• **Data for this exercise**

⁂

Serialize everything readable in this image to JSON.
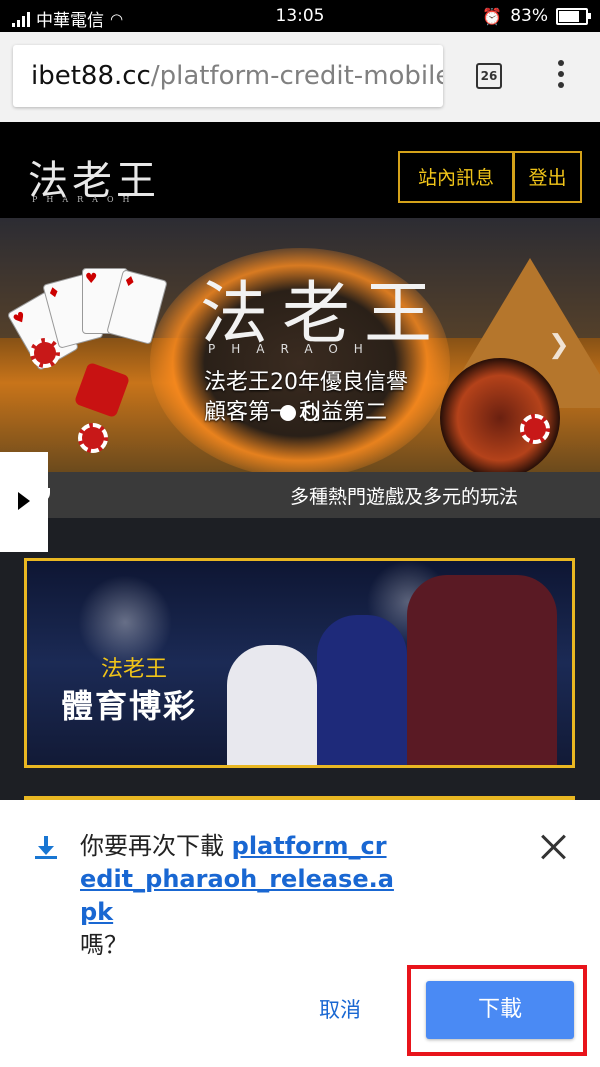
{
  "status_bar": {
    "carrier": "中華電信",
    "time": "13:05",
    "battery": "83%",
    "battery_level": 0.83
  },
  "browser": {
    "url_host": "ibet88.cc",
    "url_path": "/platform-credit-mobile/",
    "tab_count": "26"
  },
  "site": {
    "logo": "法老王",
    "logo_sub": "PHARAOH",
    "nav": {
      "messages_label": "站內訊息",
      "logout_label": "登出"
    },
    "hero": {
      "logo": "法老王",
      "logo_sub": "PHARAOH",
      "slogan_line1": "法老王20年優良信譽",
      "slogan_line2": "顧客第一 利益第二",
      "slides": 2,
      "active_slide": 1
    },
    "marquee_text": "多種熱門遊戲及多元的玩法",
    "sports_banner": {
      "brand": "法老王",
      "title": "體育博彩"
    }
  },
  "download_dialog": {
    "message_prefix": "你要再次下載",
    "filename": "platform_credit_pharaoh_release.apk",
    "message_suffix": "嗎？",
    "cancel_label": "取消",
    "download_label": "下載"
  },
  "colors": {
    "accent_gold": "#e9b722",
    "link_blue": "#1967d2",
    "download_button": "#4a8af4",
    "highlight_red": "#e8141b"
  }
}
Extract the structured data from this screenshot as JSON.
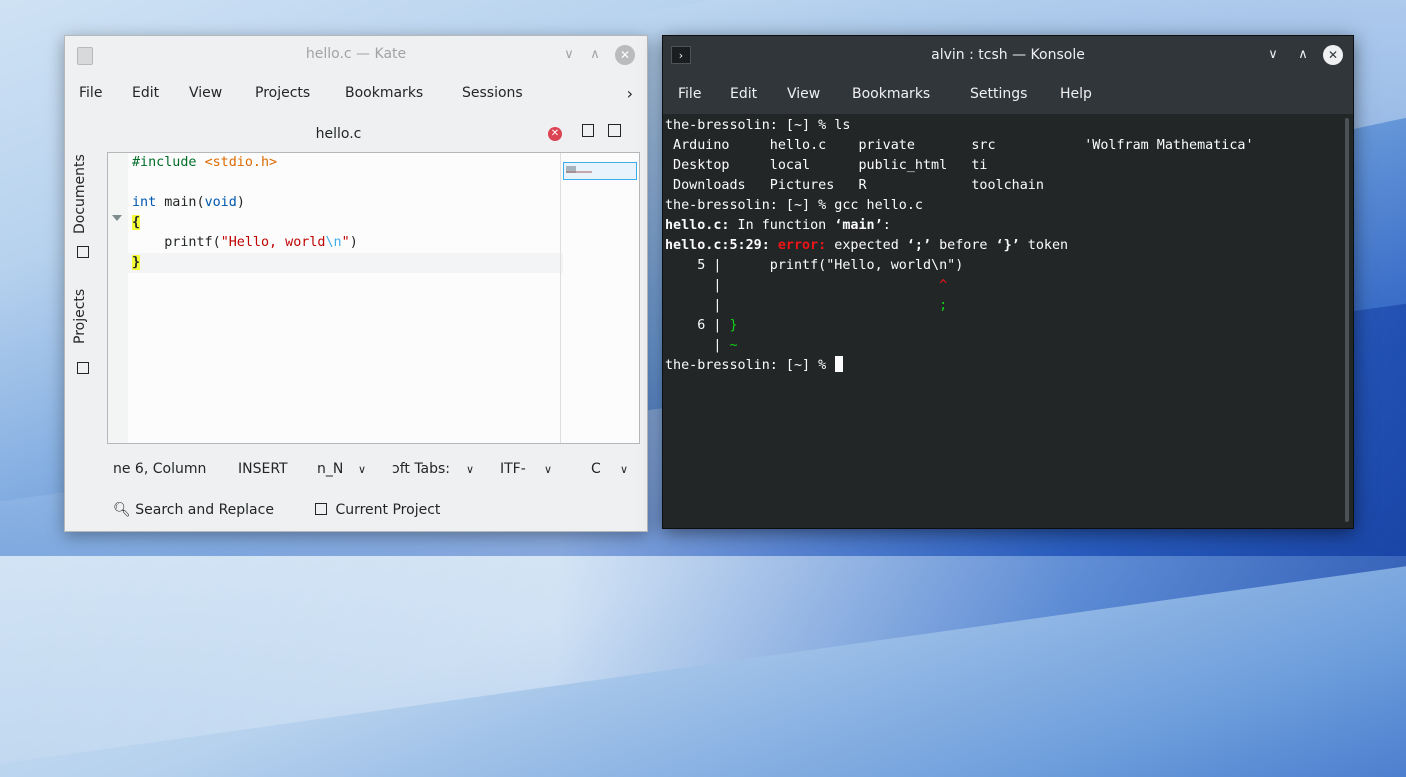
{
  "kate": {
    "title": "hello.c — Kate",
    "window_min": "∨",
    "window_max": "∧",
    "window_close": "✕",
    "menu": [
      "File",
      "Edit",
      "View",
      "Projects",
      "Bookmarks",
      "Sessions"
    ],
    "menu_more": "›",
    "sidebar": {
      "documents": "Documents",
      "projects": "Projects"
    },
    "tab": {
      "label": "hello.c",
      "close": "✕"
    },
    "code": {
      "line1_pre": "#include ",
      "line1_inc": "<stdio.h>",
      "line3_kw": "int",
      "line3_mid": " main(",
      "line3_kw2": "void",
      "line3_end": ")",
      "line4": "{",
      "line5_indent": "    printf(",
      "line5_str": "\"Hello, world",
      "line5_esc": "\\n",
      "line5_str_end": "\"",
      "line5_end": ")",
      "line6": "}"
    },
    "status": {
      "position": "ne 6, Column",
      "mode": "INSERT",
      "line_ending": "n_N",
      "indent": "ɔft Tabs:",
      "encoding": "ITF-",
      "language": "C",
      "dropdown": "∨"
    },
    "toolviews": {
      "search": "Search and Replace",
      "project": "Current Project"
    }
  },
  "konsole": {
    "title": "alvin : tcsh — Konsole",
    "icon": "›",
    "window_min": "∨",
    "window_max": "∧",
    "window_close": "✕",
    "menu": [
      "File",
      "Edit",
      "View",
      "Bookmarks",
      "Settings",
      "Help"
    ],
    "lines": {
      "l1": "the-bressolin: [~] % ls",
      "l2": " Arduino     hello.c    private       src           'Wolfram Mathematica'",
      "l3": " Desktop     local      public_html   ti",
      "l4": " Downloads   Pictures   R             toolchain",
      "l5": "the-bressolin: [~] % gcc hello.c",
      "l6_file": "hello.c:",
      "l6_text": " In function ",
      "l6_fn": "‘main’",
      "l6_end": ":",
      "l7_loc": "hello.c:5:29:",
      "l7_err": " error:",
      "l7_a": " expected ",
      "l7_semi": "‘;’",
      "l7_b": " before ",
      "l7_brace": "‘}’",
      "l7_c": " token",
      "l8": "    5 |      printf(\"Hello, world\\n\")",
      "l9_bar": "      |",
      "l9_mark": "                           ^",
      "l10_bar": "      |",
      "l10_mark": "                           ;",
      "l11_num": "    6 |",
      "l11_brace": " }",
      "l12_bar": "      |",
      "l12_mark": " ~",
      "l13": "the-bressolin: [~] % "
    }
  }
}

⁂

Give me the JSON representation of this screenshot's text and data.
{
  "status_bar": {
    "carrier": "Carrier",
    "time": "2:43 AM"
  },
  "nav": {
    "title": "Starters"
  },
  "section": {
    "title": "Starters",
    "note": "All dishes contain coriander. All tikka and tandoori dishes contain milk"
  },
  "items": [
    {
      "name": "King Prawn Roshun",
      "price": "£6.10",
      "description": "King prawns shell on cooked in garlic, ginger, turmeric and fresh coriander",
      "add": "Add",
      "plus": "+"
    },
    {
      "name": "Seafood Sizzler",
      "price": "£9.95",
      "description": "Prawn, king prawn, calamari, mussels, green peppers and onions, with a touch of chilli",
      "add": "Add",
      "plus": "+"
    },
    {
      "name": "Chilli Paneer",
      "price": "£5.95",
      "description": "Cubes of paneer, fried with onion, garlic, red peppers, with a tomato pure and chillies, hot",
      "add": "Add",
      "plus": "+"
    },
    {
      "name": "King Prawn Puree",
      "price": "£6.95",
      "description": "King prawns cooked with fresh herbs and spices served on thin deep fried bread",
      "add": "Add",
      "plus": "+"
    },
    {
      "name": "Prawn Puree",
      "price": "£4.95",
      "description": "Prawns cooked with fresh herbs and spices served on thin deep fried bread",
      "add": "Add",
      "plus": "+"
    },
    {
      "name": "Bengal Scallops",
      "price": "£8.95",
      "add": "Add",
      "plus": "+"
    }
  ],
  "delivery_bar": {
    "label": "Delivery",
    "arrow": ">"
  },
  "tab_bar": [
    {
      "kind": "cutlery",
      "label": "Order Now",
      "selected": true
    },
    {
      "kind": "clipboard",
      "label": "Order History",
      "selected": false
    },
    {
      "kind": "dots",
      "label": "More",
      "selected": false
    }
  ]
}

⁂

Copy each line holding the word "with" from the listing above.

      "description": "Prawn, king prawn, calamari, mussels, green peppers and onions, with a touch of chilli",
      "description": "Cubes of paneer, fried with onion, garlic, red peppers, with a tomato pure and chillies, hot",
      "description": "King prawns cooked with fresh herbs and spices served on thin deep fried bread",
      "description": "Prawns cooked with fresh herbs and spices served on thin deep fried bread",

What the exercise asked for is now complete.